Unite regional officer Steve Gerrard said: “Our members were determined that they would no longer sit back and take the crumbs that were on offer. They made it clear that as essential key workers, who worked throughout the pandemic, they wanted a slice of the cake. They now have that slice with the cherry on top.

“Lorry drivers are the central cog in the machine of the economy, and deserve to be treated better than they have been in recent years.”

Added Turners MD Paul Day: “Their last pay increase was 18 months ago and the market has moved on. We and our customer believe this was a fair increase, bearing in mind the inflation we've seen in that time.

"Since April we've seen a shortage of lorry drivers and supply and demand economics will prevail. We dont operate in a silo or a vacuum. We have to adjust to the market."

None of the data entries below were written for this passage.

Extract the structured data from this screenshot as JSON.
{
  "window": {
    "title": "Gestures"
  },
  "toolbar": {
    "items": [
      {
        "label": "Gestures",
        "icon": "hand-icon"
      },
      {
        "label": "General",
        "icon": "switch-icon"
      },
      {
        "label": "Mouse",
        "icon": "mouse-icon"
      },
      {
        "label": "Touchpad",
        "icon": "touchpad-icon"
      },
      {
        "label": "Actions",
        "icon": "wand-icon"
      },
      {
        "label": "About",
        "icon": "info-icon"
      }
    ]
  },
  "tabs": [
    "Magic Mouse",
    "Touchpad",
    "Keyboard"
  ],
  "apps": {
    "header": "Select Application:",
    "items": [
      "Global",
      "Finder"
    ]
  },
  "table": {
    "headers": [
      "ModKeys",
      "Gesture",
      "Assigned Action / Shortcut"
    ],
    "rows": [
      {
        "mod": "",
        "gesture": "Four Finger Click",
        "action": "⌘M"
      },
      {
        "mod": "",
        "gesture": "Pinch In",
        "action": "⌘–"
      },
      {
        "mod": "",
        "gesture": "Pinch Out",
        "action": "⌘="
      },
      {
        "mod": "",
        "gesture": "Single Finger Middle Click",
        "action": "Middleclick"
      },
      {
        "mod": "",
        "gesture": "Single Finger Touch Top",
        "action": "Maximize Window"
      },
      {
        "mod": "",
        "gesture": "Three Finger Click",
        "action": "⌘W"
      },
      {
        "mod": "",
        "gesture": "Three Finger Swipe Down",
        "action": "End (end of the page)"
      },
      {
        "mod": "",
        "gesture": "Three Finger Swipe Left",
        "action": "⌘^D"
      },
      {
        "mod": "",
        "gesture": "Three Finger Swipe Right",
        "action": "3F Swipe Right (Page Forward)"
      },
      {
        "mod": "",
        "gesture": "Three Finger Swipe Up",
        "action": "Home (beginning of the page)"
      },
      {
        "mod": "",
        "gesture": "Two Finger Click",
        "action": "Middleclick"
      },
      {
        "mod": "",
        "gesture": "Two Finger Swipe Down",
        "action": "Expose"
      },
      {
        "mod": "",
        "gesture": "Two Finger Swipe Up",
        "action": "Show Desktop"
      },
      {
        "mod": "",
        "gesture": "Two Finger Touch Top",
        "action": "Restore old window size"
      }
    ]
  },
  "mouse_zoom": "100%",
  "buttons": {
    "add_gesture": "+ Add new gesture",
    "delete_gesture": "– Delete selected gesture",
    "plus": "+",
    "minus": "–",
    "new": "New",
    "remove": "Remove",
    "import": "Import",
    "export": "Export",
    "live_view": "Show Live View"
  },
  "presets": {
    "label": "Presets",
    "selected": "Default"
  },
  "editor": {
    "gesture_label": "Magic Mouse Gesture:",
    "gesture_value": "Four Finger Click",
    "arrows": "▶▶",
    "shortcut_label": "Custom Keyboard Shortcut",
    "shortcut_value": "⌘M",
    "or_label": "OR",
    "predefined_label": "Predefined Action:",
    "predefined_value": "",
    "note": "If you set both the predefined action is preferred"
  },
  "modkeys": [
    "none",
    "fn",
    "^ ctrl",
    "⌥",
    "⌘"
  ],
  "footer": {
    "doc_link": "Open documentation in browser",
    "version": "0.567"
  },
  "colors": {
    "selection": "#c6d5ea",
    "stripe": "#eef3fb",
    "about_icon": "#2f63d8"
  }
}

Day added that drivers' pay had been adjusted across the whole market since May: "You either adjust your pay and compete in the market or you lose your drivers, it's really simple," he said. "I don't think it's exceptional or will open any floodgates. It's a question of each business in this market having to operate on a case-by-case basis. Every case has got to be looked at in detail. We discussed this one with the customer in advance. Both sides didn't get everything they wanted but we need to accept where the market is and move on."